aomctimee coiip]e<1, generally alternately bo, and sapporting anltea of 
light and ilcgimt dcfiign, all the features being of a chaiact«r suited 
to the place where thov arc used, and to tlkat only. 

The cloiKter at Arlvs lias long occupied the attention of trsvellera 
and artistn, and perhaps no building, or {lart of one, in this s^-le has 
been so often drawn or 
90 much admired. Two 
sides of it are of the 
same age and in the 
same style as the porch 
(woodcut Xo. 287}, and 
equally beaatifnl. The 
other two are somewhat 
later, the columns sup- 
porting pointed instead 
of round arches. At All 
there is another, simi- 
lar to that at Aries, 
and fragments of such 
colon nades are found 
in many places. That 
of FoQtiftx>ide (woodcut 
Xa 298) is one of 
the muet complete and 
]>erfect, and some of 
its capitals are treat- 
ed with a Avedom and 
boldneuH, and at the 
same time with an ele- 
gance, not often rivalled 
anywhere. They CTen 
excel — for the purpose 
at least — the Uerman 
capitals of the same age. 
Those at Elne are more cii rious than tlioso of a ny other clobter in France, 
■o&ras I know — somcof them showing so distinct an imitation of Egyp- 
tian work as instantly to strike any one at all familiar with that styles 
Yet they are treated with a lightness and freedom so wholly medinTal 
M to show that it is possible to copy the spirit without a servile adhe- 
iBBoe to the bttm. Here, as in all the examples, every capital is diflerent 

Hb. II. Ch. I. 

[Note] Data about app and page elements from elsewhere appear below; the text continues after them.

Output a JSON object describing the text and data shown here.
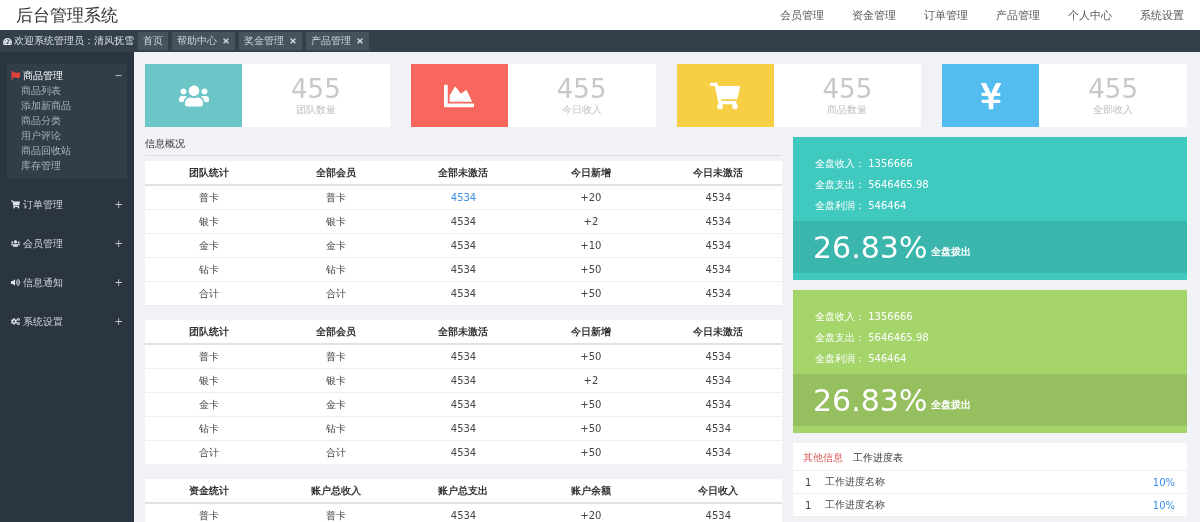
{
  "header": {
    "title": "后台管理系统",
    "nav": [
      "会员管理",
      "资金管理",
      "订单管理",
      "产品管理",
      "个人中心",
      "系统设置"
    ]
  },
  "welcome": {
    "label": "欢迎系统管理员：",
    "user": "清风抚雪"
  },
  "tabs": [
    {
      "label": "首页",
      "closable": false
    },
    {
      "label": "帮助中心",
      "closable": true
    },
    {
      "label": "奖金管理",
      "closable": true
    },
    {
      "label": "产品管理",
      "closable": true
    }
  ],
  "sidebar": [
    {
      "label": "商品管理",
      "expanded": true,
      "toggle": "−",
      "children": [
        "商品列表",
        "添加新商品",
        "商品分类",
        "用户评论",
        "商品回收站",
        "库存管理"
      ]
    },
    {
      "label": "订单管理",
      "expanded": false,
      "toggle": "+"
    },
    {
      "label": "会员管理",
      "expanded": false,
      "toggle": "+"
    },
    {
      "label": "信息通知",
      "expanded": false,
      "toggle": "+"
    },
    {
      "label": "系统设置",
      "expanded": false,
      "toggle": "+"
    }
  ],
  "stats": [
    {
      "value": "455",
      "label": "团队数量",
      "color": "#6cc6c7"
    },
    {
      "value": "455",
      "label": "今日收入",
      "color": "#f7675d"
    },
    {
      "value": "455",
      "label": "商品数量",
      "color": "#f6cf45"
    },
    {
      "value": "455",
      "label": "全部收入",
      "color": "#53bdf0"
    }
  ],
  "section_title": "信息概况",
  "tables": [
    {
      "columns": [
        "团队统计",
        "全部会员",
        "全部未激活",
        "今日新增",
        "今日未激活"
      ],
      "rows": [
        {
          "cells": [
            "普卡",
            "普卡",
            "4534",
            "+20",
            "4534"
          ],
          "linked": true
        },
        {
          "cells": [
            "银卡",
            "银卡",
            "4534",
            "+2",
            "4534"
          ]
        },
        {
          "cells": [
            "金卡",
            "金卡",
            "4534",
            "+10",
            "4534"
          ]
        },
        {
          "cells": [
            "钻卡",
            "钻卡",
            "4534",
            "+50",
            "4534"
          ]
        },
        {
          "cells": [
            "合计",
            "合计",
            "4534",
            "+50",
            "4534"
          ]
        }
      ]
    },
    {
      "columns": [
        "团队统计",
        "全部会员",
        "全部未激活",
        "今日新增",
        "今日未激活"
      ],
      "rows": [
        {
          "cells": [
            "普卡",
            "普卡",
            "4534",
            "+50",
            "4534"
          ]
        },
        {
          "cells": [
            "银卡",
            "银卡",
            "4534",
            "+2",
            "4534"
          ]
        },
        {
          "cells": [
            "金卡",
            "金卡",
            "4534",
            "+50",
            "4534"
          ]
        },
        {
          "cells": [
            "钻卡",
            "钻卡",
            "4534",
            "+50",
            "4534"
          ]
        },
        {
          "cells": [
            "合计",
            "合计",
            "4534",
            "+50",
            "4534"
          ]
        }
      ]
    },
    {
      "columns": [
        "资金统计",
        "账户总收入",
        "账户总支出",
        "账户余额",
        "今日收入"
      ],
      "rows": [
        {
          "cells": [
            "普卡",
            "普卡",
            "4534",
            "+20",
            "4534"
          ]
        }
      ]
    }
  ],
  "summaries": [
    {
      "color": "#40c9bf",
      "lines": [
        {
          "label": "全盘收入：",
          "value": "1356666"
        },
        {
          "label": "全盘支出：",
          "value": "5646465.98"
        },
        {
          "label": "全盘利润：",
          "value": "546464"
        }
      ],
      "percent": "26.83%",
      "percent_label": "全盘拨出"
    },
    {
      "color": "#a5d46a",
      "lines": [
        {
          "label": "全盘收入：",
          "value": "1356666"
        },
        {
          "label": "全盘支出：",
          "value": "5646465.98"
        },
        {
          "label": "全盘利润：",
          "value": "546464"
        }
      ],
      "percent": "26.83%",
      "percent_label": "全盘拨出"
    }
  ],
  "other": {
    "tabs": [
      {
        "label": "其他信息",
        "selected": true
      },
      {
        "label": "工作进度表",
        "selected": false
      }
    ],
    "rows": [
      {
        "index": "1",
        "name": "工作进度名称",
        "progress": "10%"
      },
      {
        "index": "1",
        "name": "工作进度名称",
        "progress": "10%"
      }
    ]
  }
}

— tho artieta revelling in freedom from restraint, and sparing neither 
time nor pains. We find in these esamples a delicacy of handling 
and refinement of feeling &r more Gharact«riBtio of the South than of 
tho ruder North, and must admit that their architects have in these 
cloiatera produced objects with which wo have nothing of the kind in 
England to compete. 

capital! U anitUr. FAn?. Prm 

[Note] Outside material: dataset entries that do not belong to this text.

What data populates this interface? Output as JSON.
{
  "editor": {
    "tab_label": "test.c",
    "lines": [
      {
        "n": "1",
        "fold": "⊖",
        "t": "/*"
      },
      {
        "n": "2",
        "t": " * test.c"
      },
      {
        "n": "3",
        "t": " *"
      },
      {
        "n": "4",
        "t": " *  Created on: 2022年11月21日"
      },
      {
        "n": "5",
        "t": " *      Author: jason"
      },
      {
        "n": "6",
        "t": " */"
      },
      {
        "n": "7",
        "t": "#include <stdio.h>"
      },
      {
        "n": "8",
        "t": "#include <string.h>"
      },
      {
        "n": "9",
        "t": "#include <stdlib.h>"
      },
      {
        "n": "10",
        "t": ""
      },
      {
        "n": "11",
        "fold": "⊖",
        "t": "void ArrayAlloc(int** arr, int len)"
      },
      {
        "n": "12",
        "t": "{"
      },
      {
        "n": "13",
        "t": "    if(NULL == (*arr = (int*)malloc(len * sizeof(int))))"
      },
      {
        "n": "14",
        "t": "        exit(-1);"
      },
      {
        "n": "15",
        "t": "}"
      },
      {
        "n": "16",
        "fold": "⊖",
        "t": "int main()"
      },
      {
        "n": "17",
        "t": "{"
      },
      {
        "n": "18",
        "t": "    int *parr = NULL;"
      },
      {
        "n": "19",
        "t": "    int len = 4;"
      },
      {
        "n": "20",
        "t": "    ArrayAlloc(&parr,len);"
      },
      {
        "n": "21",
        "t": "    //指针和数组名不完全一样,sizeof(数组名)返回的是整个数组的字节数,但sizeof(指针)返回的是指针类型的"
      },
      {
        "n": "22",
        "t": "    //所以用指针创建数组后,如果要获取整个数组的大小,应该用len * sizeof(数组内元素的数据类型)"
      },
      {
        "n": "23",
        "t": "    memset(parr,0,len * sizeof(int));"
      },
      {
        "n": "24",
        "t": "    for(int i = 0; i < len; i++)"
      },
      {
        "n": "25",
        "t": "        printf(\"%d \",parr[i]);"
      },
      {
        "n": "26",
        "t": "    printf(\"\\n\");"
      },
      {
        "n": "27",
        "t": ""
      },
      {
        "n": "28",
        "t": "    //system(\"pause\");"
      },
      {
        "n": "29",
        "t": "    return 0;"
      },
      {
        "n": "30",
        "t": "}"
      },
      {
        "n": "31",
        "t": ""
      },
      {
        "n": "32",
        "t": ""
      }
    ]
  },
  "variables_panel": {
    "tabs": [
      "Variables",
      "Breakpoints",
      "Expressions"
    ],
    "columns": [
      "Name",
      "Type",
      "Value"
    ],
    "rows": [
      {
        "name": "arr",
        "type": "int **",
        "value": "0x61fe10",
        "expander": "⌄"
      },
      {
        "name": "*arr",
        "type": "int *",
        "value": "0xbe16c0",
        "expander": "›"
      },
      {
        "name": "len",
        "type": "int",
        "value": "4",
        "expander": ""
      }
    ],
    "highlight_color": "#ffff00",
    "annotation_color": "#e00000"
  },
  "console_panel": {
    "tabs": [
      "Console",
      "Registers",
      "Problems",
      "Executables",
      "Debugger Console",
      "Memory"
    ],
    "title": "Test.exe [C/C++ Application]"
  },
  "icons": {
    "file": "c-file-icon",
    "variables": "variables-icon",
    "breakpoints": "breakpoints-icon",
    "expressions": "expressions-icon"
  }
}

Part II. 




Chnrolio« At Porig^eux, Souillnr, Angf»uleine, Albv, Tonloiwe, ConqneA, Ttmrs.- 


The moment you pass the hills forming the watershed bet\reen the 
rivers flowing to the iSIeiliterranoan and those which delouch into 

^ the Bay of Biscay, yon become 

'o ^^^.^ aware of having left the style 

!^]iK . 1^3 ^® ^^^^^^ i"*'* ^^^" deecrihing 

' " "Vl - Oi *^ enter npon a new architec- 

n I i^4 *"^^ province. This province 

jSS ^ JT possesses two distinct and se- 

*^| parate styles, very unlike one 

* a^/»w another both in character and 

-^y^TOCT ^^^^^^^' '^'^^ ^^* ^^ these is 

IQ^ Q '^^ ^ ronnd-arehed tnnnel-vanlteil 

^ (u»thic style, more remarkable 

^ -..^ ^ ft>r the grandeur of its concep- 

C#'^ " JPIB S^ "^ 'J^ tions than for the success with 

ft y&>. ^A«ig»n iq ^ S153i».'»«t:."Q wlm-h th<>«} conceptions are 

.^ - H - n T- i»i <^rrieil out, or for lK««utv' of de- 

■ je T * 1 ^^^^^* '^'^^* s<H?ond is a jH>inted- 

■ •■ S Zi 4 ■*' 1 archtNl, dome-roofe<l style |x^ 

culiar to the province. The 
existence of this i>eciiliar form 
of art in this i>art of France, 

^j 1 'I where it is alone found, is quite 

suflicient to establish the pn^ 
r'i - tsr^m existence in this province of a 

-' r . * race differing from that inlia- 

biting the rest of the collntr^^ 

^.. i though it is not at present 

^j, f^ easy to determine their origin. 

3111. Pbn »»f St. Front, ivripmx. Knmi F. d- Vrnwiih. From the prcvalcucc of Basquc 
MkMie 100 ft t« 1 In. terminations to the names of 

the principal towns in the dis- 
trict» and from the fragments of that people still existing on its sonthem 
Aontier, it would appear most likely that they were the